This post covers standard mortgage types and associated terms. Each bank, credit union and private lender may also offer their own specialized mortgages and terms.
Brought to you by: Kristen White
The period of time your mortgage agreement will be in effect, including your interest rate and terms and conditions. At the end of the term, you either pay off the mortgage in full, renew it or possibly renegotiate your mortgage agreement (for example, decrease your amortization period). Terms are generally for six months to 10 years.
Prepayment Charge / Penalty
Your lender may require you to pay a charge if you want to make a prepayment greater than the amount allowed in your mortgage agreement, or pay off or break a closed mortgage before the end of the term. Sometimes also called a penalty. Prepayment Privilege Terms of your mortgage contract that allow you to pay an amount toward a closed mortgage on top of your regular payments, without triggering a prepayment charge. For example, you may be allowed to make lump-sum payments up to a certain amount or increase the amount of your regular mortgage payments.
A fee charged to you by the lender for making a prepayment greater than the amount allowed in your mortgage agreement, or for paying off a closed mortgage before the end of the term.
A mortgage that can be prepaid at any time during the term, without paying a prepayment charge. The interest rate on an open mortgage may be higher than on a closed mortgage with a similar term.
A mortgage agreement that cannot be changed before the end of the term. Your lender may let you make certain prepayments without paying a charge, but you will usually have to pay a charge to break or change your mortgage agreement.
Cash Back Mortgage
An optional feature that pays you a percentage of your mortgage amount in cash right away. You may have to pay a higher interest rate in order to get a cash back option on your mortgage.
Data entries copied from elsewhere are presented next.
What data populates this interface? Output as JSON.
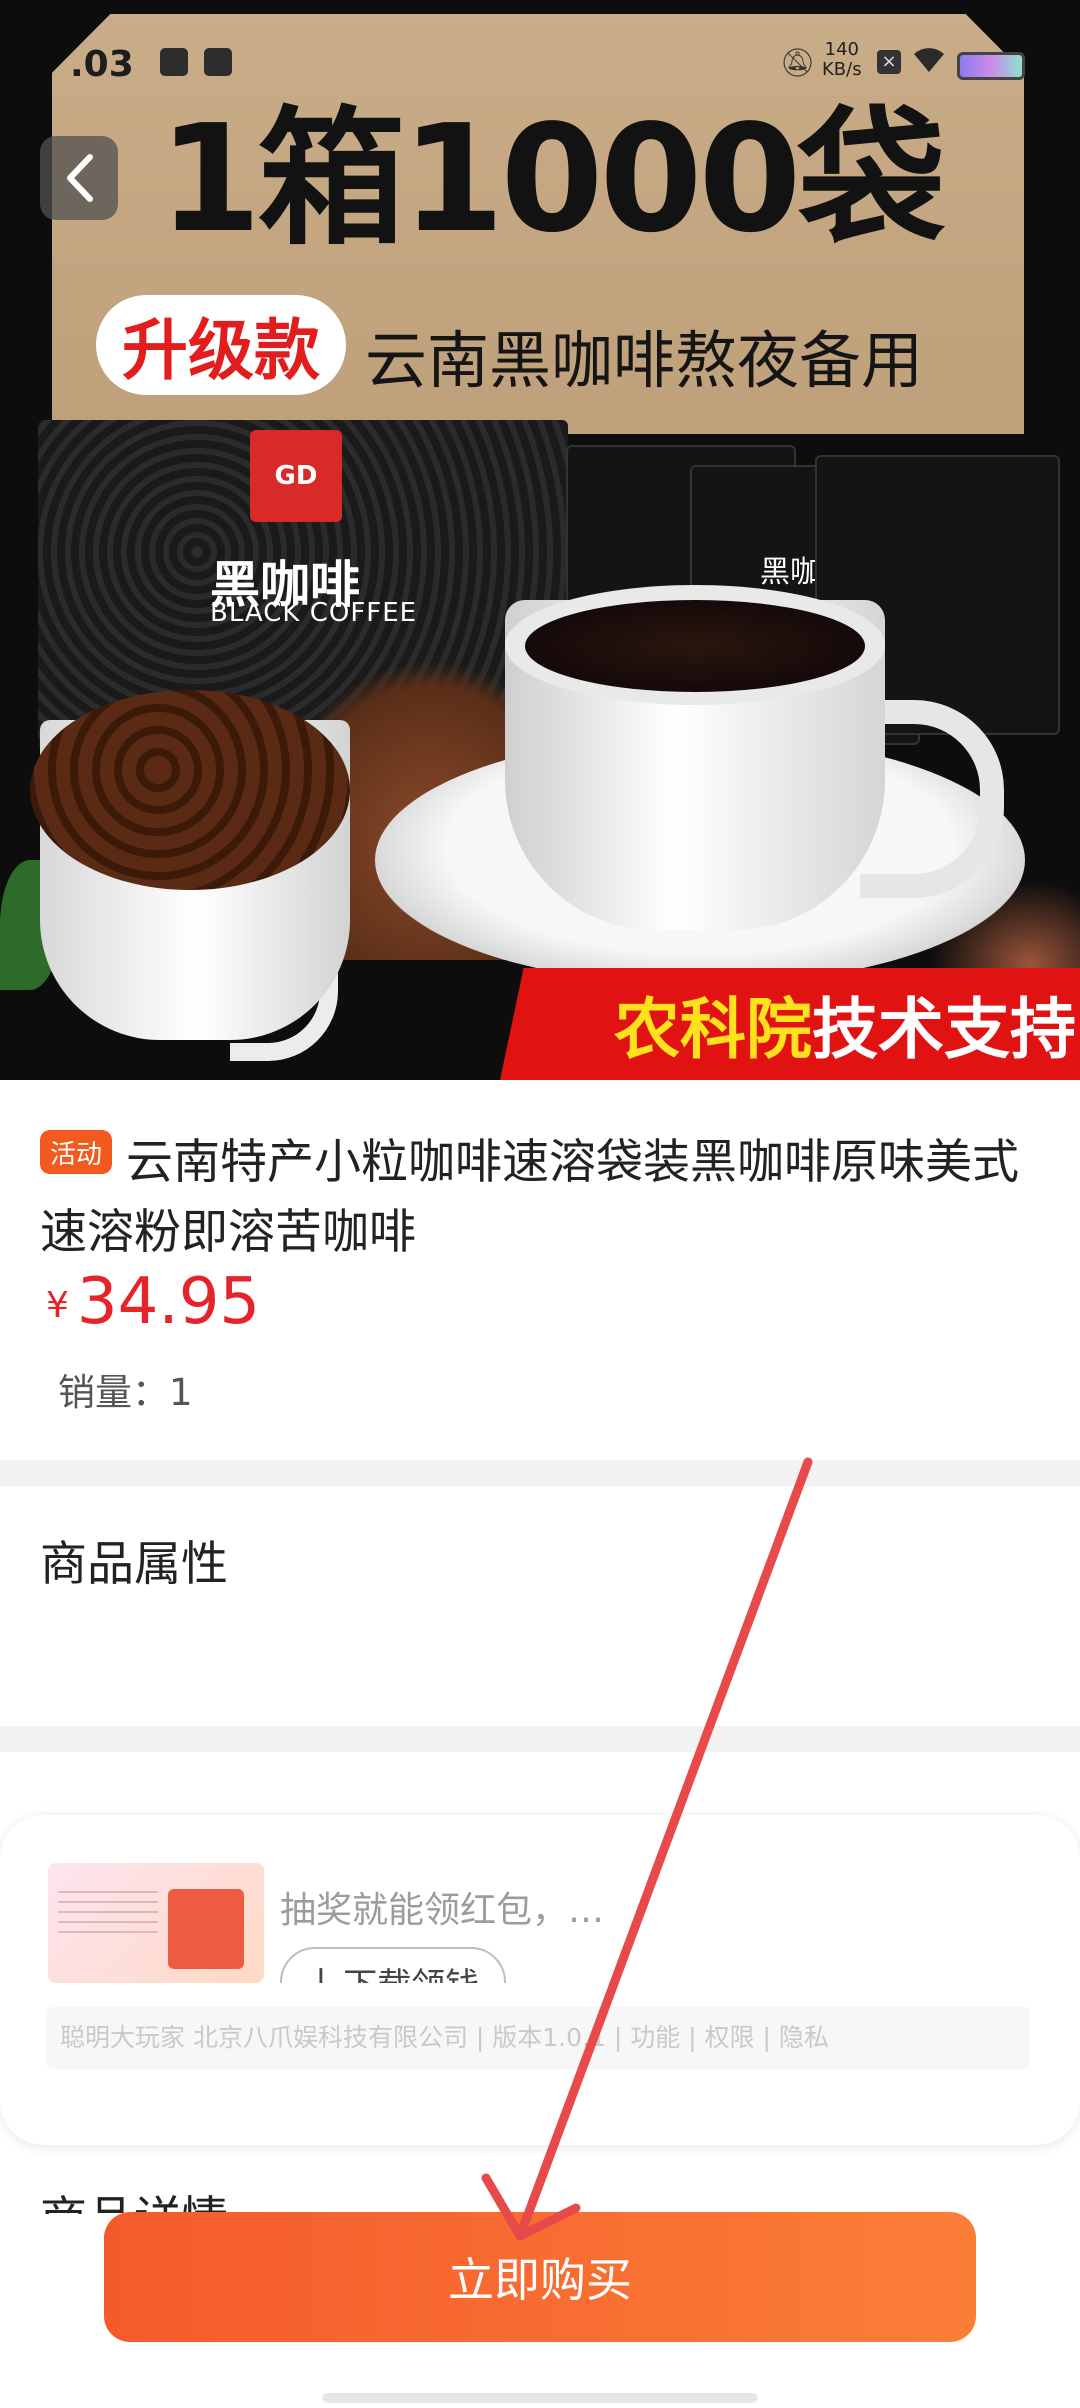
{
  "status_bar": {
    "time": ".03",
    "net_speed": "140",
    "net_unit": "KB/s"
  },
  "hero": {
    "headline": "1箱1000袋",
    "upgrade_tag": "升级款",
    "subheadline": "云南黑咖啡熬夜备用",
    "box_logo": "GD",
    "box_name": "黑咖啡",
    "box_name_en": "BLACK COFFEE",
    "sachet_label": "黑咖啡",
    "ribbon_yellow": "农科院",
    "ribbon_white": "技术支持"
  },
  "product": {
    "badge": "活动",
    "title": "云南特产小粒咖啡速溶袋装黑咖啡原味美式速溶粉即溶苦咖啡",
    "currency": "¥",
    "price": "34.95",
    "sales": "销量：1"
  },
  "sections": {
    "attributes_title": "商品属性",
    "details_title": "商品详情"
  },
  "ad": {
    "text": "抽奖就能领红包，…",
    "button_icon": "download-icon",
    "button_label": "下载领钱",
    "footer": "聪明大玩家  北京八爪娱科技有限公司 | 版本1.0.1 | 功能 | 权限 | 隐私"
  },
  "bottom_bar": {
    "buy_label": "立即购买"
  },
  "colors": {
    "price_red": "#e4232a",
    "buy_button": "#f76a30",
    "badge": "#f25a1f",
    "arrow": "#e84a4a"
  }
}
It can help you pay for things you’ll need when getting a new home, such as legal fees or moving expenses.
Home Equity Line of Credit (HELOC)
A line of credit secured by your home. You can borrow money up to the credit limit, which is usually a percentage of your home’s value. Fixed Interest Rate Mortgage A mortgage loan where the interest rate and payment amount do not change for a specific term.
Variable Interest Rate Mortgage (Can be Closed or Open Term)
A mortgage with an interest rate that can increase or decrease during the term. The interest rate varies with changes in the market interest rates. The mortgage payments can be fixed, or adjustable (meaning they could change with interest rates), or a combination of both fixed and adjustable payments.
Convertible Rate Mortgage
A mortgage feature that allows you to change your interest rate mortgage to another interest rate mortgage at any time with no penalty.
Standard Charge Mortgage
A type of mortgage that is usually registered for the actual amount of your mortgage loan. If you want to switch your existing mortgage to a different lender at the end of your term, it is generally possible to do so by transferring your mortgage. If you want to borrow additional funds, you will likely need to pay fees to discharge your existing mortgage and register a new one.
Collateral Charge Mortgage
A type of mortgage whose features may include the ability to potentially borrow additional funds, subject to your lender’s approval, without the need to discharge your mortgage, register a new one and pay legal fees. If you want to switch your existing mortgage to a different lender at the end of your term, note that other lenders may not accept the transfer of your mortgage. This means you may need to pay fees to discharge your mortgage and register a new one in order to change lenders.
Can be ideal whether you are a business owner or self-employed. And, if you have a good credit history and have been in business for less than 3 years, you may be able to finance up to 80%of the appraised value of your home when refinancing and 90% of the appraised value of a home you are purchasing. You can receive competitive mortgage rates for: Purchasing a home, Doing a home renovation or home improvements, Consolidating debt and lowering your monthly payments, Financing your other personal needs.
Unlike an ordinary mortgage, which involves payments by the borrower to the lender, a reverse mortgage involves payments by the lender to the borrower. It is an arrangement whereby homeowners get cash (usually in the form of monthly payments or a lump sum) in return for a mortgage on their home, which is used as security against the loan. This is a strategy sometimes used by retired homeowners who need to supplement their income. A reverse mortgage is one way of tapping into the value of a home.